Record Type: Non-Journal
Publication Date: 1968-Nov
Reference Count: N/A
The Chumash Indians of Southern California. Malki Museum Brochure No. 4.
Anderson, Eugene N., Jr.
The Chumash Indians were one of the most populous, rich peoples of aboriginal California. Though their origins are mysterious, they were reported to be a flourishing people by Spanish explorers in the sixteenth century. Missionization by Spaniards and secularization in 1833 spelled destruction, so that today only a few isolated and impoverished Chumash remain. Having lived in modern Ventura, Santa Barbara, and San Luis Obispo counties in southern California, the Chumash over thousands of years thrived without agriculture, developed a far-flung trade network, and depended heavily on the sea. Drought, a hazard, was likely a factor in the relatively low population, estimated at up to 10,000 persons.
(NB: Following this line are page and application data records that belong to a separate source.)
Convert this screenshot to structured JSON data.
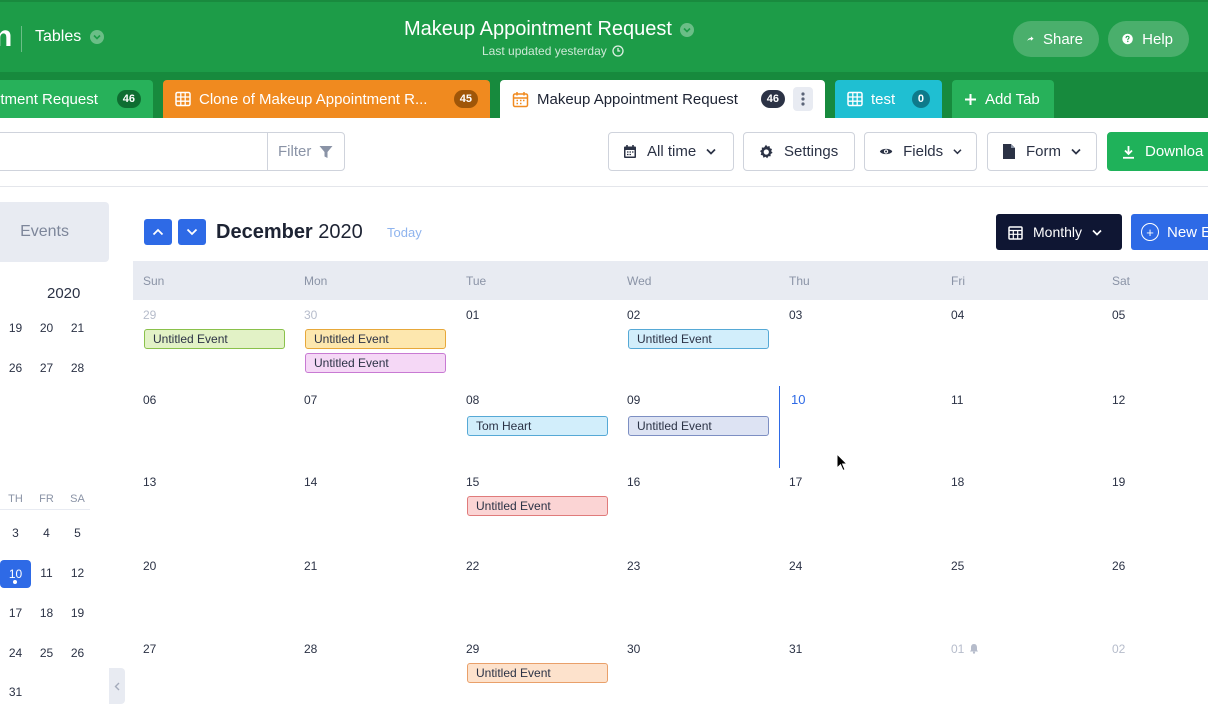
{
  "header": {
    "logo_fragment": "n",
    "tables_label": "Tables",
    "title": "Makeup Appointment Request",
    "last_updated": "Last updated yesterday",
    "share_label": "Share",
    "help_label": "Help",
    "brand_color": "#1d9c48"
  },
  "tabs": [
    {
      "label": "ntment Request",
      "count": "46",
      "color": "#27b15a"
    },
    {
      "label": "Clone of Makeup Appointment R...",
      "count": "45",
      "color": "#f08a1f"
    },
    {
      "label": "Makeup Appointment Request",
      "count": "46",
      "color": "#ffffff",
      "active": true
    },
    {
      "label": "test",
      "count": "0",
      "color": "#1fbfd2"
    }
  ],
  "add_tab_label": "Add Tab",
  "toolbar": {
    "filter_label": "Filter",
    "all_time_label": "All time",
    "settings_label": "Settings",
    "fields_label": "Fields",
    "form_label": "Form",
    "download_label": "Downloa"
  },
  "sidebar": {
    "events_label": "Events",
    "year": "2020",
    "row1": [
      "19",
      "20",
      "21"
    ],
    "row2": [
      "26",
      "27",
      "28"
    ],
    "dow": [
      "TH",
      "FR",
      "SA"
    ],
    "weeks": [
      [
        "3",
        "4",
        "5"
      ],
      [
        "10",
        "11",
        "12"
      ],
      [
        "17",
        "18",
        "19"
      ],
      [
        "24",
        "25",
        "26"
      ],
      [
        "31",
        "",
        ""
      ]
    ],
    "today": "10"
  },
  "calendar": {
    "month": "December",
    "year": "2020",
    "today_label": "Today",
    "view_label": "Monthly",
    "new_event_label": "New E",
    "dow": [
      "Sun",
      "Mon",
      "Tue",
      "Wed",
      "Thu",
      "Fri",
      "Sat"
    ],
    "weeks": [
      [
        "29",
        "30",
        "01",
        "02",
        "03",
        "04",
        "05"
      ],
      [
        "06",
        "07",
        "08",
        "09",
        "10",
        "11",
        "12"
      ],
      [
        "13",
        "14",
        "15",
        "16",
        "17",
        "18",
        "19"
      ],
      [
        "20",
        "21",
        "22",
        "23",
        "24",
        "25",
        "26"
      ],
      [
        "27",
        "28",
        "29",
        "30",
        "31",
        "01",
        "02"
      ]
    ],
    "events": [
      {
        "label": "Untitled Event",
        "week": 0,
        "day": 0,
        "slot": 0,
        "color": "green"
      },
      {
        "label": "Untitled Event",
        "week": 0,
        "day": 1,
        "slot": 0,
        "color": "yellow"
      },
      {
        "label": "Untitled Event",
        "week": 0,
        "day": 1,
        "slot": 1,
        "color": "pink"
      },
      {
        "label": "Untitled Event",
        "week": 0,
        "day": 3,
        "slot": 0,
        "color": "cyan"
      },
      {
        "label": "Tom Heart",
        "week": 1,
        "day": 2,
        "slot": 0,
        "color": "cyan"
      },
      {
        "label": "Untitled Event",
        "week": 1,
        "day": 3,
        "slot": 0,
        "color": "lavender"
      },
      {
        "label": "Untitled Event",
        "week": 2,
        "day": 2,
        "slot": 0,
        "color": "red"
      },
      {
        "label": "Untitled Event",
        "week": 4,
        "day": 2,
        "slot": 0,
        "color": "peach"
      }
    ]
  }
}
A patrilineal society, the Chumash also belonged to moieties, and the basic unit of life was the village. Social classes and part-time specialists existed. Rains, health, food, and proper relationships with powerful and uncanny animals such as bears or swordfish were vital concerns--shamans were influential. Admired craftsmen, the Chumash, alone among Californian Indians, made plank boats, and their pictographs demonstrate their artistic skills. They lived in dome-shaped, thatch houses, ranging from small huts to huge communal houses. Clothing was simple, and weapons were ordinary Californian ones. Their games and songs are mostly forgotten today, but music, dancing, stories, and songs were evidently popular. (RS)
Descriptors: American Indian Culture, Architecture, Art Expression, Business, Clothing, Family Relationship, Food, Games, Governmental Structure, Social Structure, Tribes
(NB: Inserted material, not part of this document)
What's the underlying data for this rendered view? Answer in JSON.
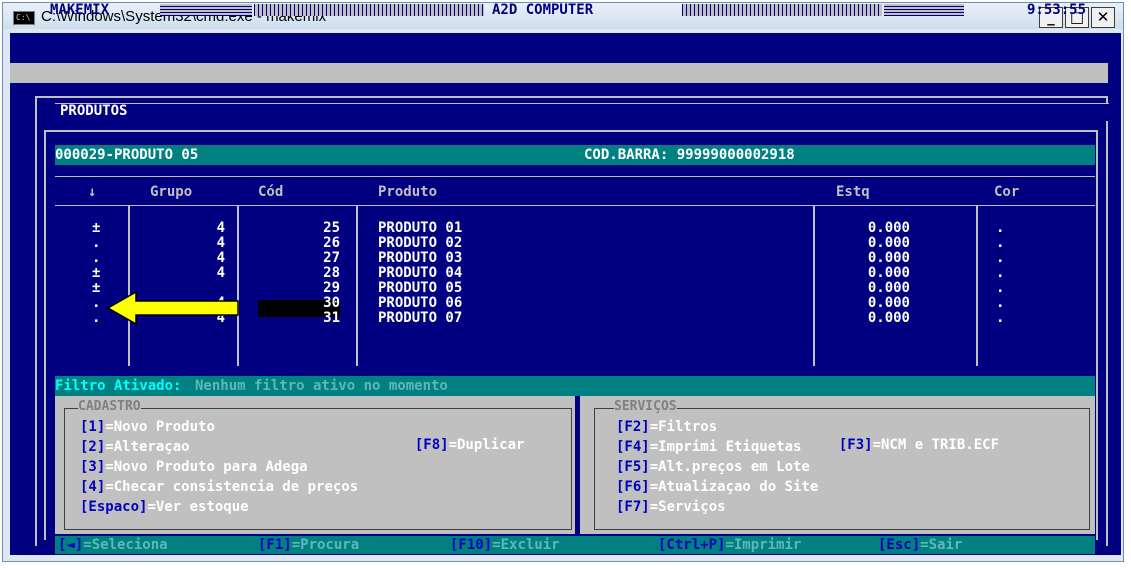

Malki Museum Press, 11-795 Fields Road, Banning, California 92220 ($1.00)
Publication Type: Historical Materials; Collected Works - Serials
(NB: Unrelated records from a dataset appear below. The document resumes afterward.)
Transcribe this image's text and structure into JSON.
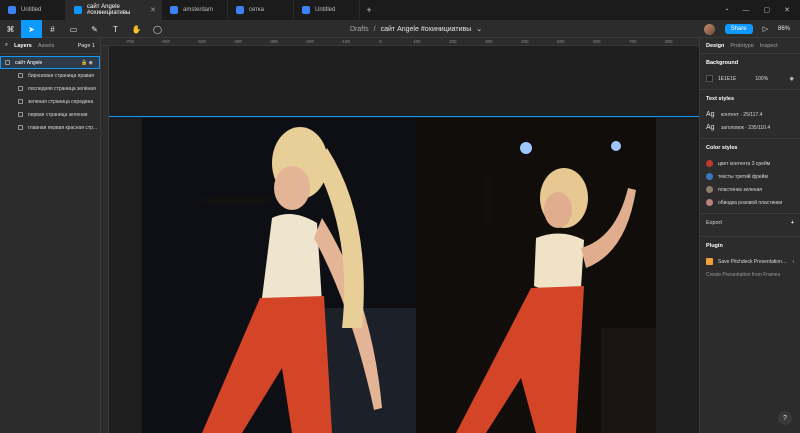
{
  "tabs": [
    {
      "label": "Untitled",
      "active": false
    },
    {
      "label": "сайт Angele #охинициативы",
      "active": true
    },
    {
      "label": "amsterdam",
      "active": false
    },
    {
      "label": "сетка",
      "active": false
    },
    {
      "label": "Untitled",
      "active": false
    }
  ],
  "toolbar": {
    "breadcrumb_root": "Drafts",
    "separator": "/",
    "file_name": "сайт Angele #охинициативы",
    "share_label": "Share",
    "zoom": "86%"
  },
  "left_panel": {
    "tab_layers": "Layers",
    "tab_assets": "Assets",
    "page": "Page 1",
    "selected_layer": "сайт Angele",
    "layers": [
      "бирюзовая страница правая",
      "последняя страница зелёная",
      "зеленая страница середина",
      "первая страница зеленая",
      "главная первая красная стр..."
    ]
  },
  "ruler": {
    "ticks": [
      "-700",
      "-600",
      "-500",
      "-400",
      "-300",
      "-200",
      "-100",
      "0",
      "100",
      "200",
      "300",
      "400",
      "500",
      "600",
      "700",
      "800"
    ]
  },
  "right_panel": {
    "tab_design": "Design",
    "tab_prototype": "Prototype",
    "tab_inspect": "Inspect",
    "background_title": "Background",
    "background_hex": "1E1E1E",
    "background_opacity": "100%",
    "text_styles_title": "Text styles",
    "text_styles": [
      {
        "icon": "Ag",
        "label": "контент · 25/117.4"
      },
      {
        "icon": "Ag",
        "label": "заголовок · 235/110.4"
      }
    ],
    "color_styles_title": "Color styles",
    "color_styles": [
      {
        "label": "цвет контента 3 срейм",
        "color": "#c0392b"
      },
      {
        "label": "тексты третий фрейм",
        "color": "#3a78c2"
      },
      {
        "label": "пластинка зеленая",
        "color": "#8e7d6b"
      },
      {
        "label": "обводка розовой пластинки",
        "color": "#b9837c"
      }
    ],
    "export_title": "Export",
    "plugin_title": "Plugin",
    "plugin_name": "Save Pitchdeck Presentation...",
    "plugin_sub": "Create Presentation from Frames"
  },
  "colors": {
    "accent": "#0d99ff",
    "panel": "#2c2c2c",
    "canvas": "#1e1e1e"
  }
}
Education Level: N/A
Authoring Institution: N/A
Identifiers - Location: California